Programs fill on a rolling basis and may fill without notice. Students are encouraged to apply early and only completed applications are reviewed.
This course is open to Graduate and Undergraduate students of all NYU and Non-NYU schools. Applicants must have completed at least two full-time undergraduate college semesters and be currently enrolled in a college or university during the summer 2013 term.
Note: This course fulfills 4 units of the Interdisciplinary Seminar and the Humanities foundation requirements.
It is often claimed of Paris that the color blindness of its citizens and politics created a haven for African American expatriates. It is certainly true that some of the most important political, philosophical, literary and artistic works of African American culture arise from an encounter with the City of Light, but contained within these works is not "racelessness" but a pronounced sense and articulation of what it means to be a Black American.
From the written works of Harlem Renaissance writers Langston Hughes, Claude McKay and Countee Cullen that fomented the Negritude movement, to the performances of Josephine Baker, to the art of Henry Ossawa Tanner and Beauford Delaney, to the music of jazz musicians Miles Davis, Charlie Parker and Bill Coleman, to the political philosophies and writings of W.E.B Dubois and James Baldwin, Paris's influence on the creation of African American culture has been profound. Less noted is the degree to which the African American presence in Paris influenced international art and political thought, from the use of African cubism among European artists to the shaping of the philosophies of thinkers like Sarte, Camus and de Beauvoir.
We will focus on Paris as a site of exchange—as an intersection through which pass influential ideas, forms and actions. We will consider the degree to which the encounter with Paris paradoxically made African American writers and artists more aware of and intent upon defining and articulating their Americanness, and finding in it a foundation for increased political activism and shaping of a Pan-African sensibility and community. This class will examine the literature, art, food, geographies and politics of African American expatriates in Paris, paying particular attention to the ways that the view from another shore shaped political thought and activism arising from a deepened awareness of national and international identity that Paris inspired.
Trips to explore the richness of African American life in Paris will include walking tours of "Black Paris," visits to the Louvre and other museums that hold African American art, restaurants that were centers of African American culture in Paris, and even gravesites where expatriates are buried, and which raise crucial questions about the meanings of "home." Students will have plenty of time to use the ideas and works in the course to create their projects and pursue their own ideas.
Students are required to live in program housing arranged by NYU Gallatin.
Personal statement and electronic transcripts should be submitted through the online application.

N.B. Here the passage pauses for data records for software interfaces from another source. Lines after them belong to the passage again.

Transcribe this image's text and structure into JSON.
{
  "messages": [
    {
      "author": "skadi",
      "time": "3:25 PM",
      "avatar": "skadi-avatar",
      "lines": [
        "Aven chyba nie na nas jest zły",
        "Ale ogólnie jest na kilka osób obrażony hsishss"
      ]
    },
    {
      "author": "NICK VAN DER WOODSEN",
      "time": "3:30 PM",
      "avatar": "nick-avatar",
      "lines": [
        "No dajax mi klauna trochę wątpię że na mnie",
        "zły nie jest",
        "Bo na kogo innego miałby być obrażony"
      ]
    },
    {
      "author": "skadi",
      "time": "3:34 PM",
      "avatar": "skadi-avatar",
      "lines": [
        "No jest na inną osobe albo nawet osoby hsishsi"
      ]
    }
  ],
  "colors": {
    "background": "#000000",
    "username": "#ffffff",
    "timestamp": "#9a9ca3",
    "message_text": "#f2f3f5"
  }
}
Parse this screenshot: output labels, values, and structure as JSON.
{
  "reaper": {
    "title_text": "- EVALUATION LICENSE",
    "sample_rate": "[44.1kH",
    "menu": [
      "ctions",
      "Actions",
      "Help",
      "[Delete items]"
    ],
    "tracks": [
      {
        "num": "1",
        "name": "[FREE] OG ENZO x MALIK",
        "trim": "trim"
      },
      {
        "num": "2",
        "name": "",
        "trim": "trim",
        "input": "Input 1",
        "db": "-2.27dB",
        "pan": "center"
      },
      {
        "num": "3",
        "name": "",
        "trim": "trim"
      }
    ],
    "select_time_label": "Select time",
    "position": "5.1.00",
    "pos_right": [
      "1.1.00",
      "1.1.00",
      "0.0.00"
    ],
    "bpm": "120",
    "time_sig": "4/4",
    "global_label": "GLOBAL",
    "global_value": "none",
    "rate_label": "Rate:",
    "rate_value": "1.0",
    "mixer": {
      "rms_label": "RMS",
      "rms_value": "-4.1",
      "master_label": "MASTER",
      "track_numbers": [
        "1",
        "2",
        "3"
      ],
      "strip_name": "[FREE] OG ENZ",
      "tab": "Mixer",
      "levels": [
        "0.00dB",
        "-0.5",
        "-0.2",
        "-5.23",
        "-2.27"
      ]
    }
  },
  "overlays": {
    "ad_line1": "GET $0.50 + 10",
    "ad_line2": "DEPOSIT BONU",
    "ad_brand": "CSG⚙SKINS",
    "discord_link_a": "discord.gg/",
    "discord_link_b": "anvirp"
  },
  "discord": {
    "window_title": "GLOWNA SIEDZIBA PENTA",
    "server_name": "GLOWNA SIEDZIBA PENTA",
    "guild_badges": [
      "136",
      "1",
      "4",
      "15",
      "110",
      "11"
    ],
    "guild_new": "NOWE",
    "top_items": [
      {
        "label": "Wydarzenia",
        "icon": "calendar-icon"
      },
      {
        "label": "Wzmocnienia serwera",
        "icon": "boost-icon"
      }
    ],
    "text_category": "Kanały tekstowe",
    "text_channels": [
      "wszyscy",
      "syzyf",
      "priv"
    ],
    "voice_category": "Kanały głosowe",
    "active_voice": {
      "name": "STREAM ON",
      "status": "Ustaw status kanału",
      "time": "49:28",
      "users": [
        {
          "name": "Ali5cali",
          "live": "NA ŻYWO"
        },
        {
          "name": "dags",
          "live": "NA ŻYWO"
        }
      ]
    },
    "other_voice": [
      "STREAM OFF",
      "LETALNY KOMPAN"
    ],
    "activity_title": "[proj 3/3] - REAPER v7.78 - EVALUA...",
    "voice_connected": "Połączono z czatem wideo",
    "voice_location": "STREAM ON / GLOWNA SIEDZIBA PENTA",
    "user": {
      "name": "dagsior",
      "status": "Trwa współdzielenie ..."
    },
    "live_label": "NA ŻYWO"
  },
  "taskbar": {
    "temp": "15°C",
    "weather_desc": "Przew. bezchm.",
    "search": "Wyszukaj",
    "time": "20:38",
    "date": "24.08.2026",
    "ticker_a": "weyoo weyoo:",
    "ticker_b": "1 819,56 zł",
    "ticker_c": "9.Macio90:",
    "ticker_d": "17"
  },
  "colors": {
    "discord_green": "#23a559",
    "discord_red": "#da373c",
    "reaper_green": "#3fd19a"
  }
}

Materials also can be mailed or delivered to the address below, or e-mailed as attachments to firstname.lastname@example.org.
Admission decisions are based on strength of academic performance, interview, personal statement, and space remaining in the program. If offered admission to the course, an initial non-refundable deposit of $400 must be submitted in order to secure your place.
Gallatin Office of Global Programs
411 Lafayette St., 3rd floor
New York, NY 10003
NYU students may provide an unofficial copy printed from Albert. Students can either submit the transcript through the online application, mail or deliver it to the address above, or e-mail it as an attachment to email@example.com.
Please submit a letter of recommendation from a faculty member or primary academic advisor that speaks of your academic standing and ability to study away in an intensive format. Letters may be mailed or hand delivered to the address above, or e-mailed as attachments to firstname.lastname@example.org.
Once we have received all of your materials (application, personal statement, transcript and letter of recommendation) the Gallatin Office of Global Programs will contact you to arrange an interview. Please note that not all applicants may be interviewed due to limited space in the course, which fills on a rollling basis.
Gallatin students may apply for a Dean's Scholarship for Winter and Summer Travel Courses. To apply, please complete and submit this application. Deadline for Winter is Oct. 14; the deadline for Summer is March 15.
For information on additional financial aid opportunities, please visit the NYU Office of Financial Aid.
Gallatin students participating in travel courses must submit information relating to his or her travel to Gallatin's Office of Global Programs. Click here to access Travel Forms for admitted students.
Myisha Priest, Professor, Black in the City of Light
Myisha Priest's teaching and research focus on African American literature and material culture. She has published articles mining this fruitful intersection in The Crisis, Meridians, and Emmett Till in Literary Memory and Imagination. more>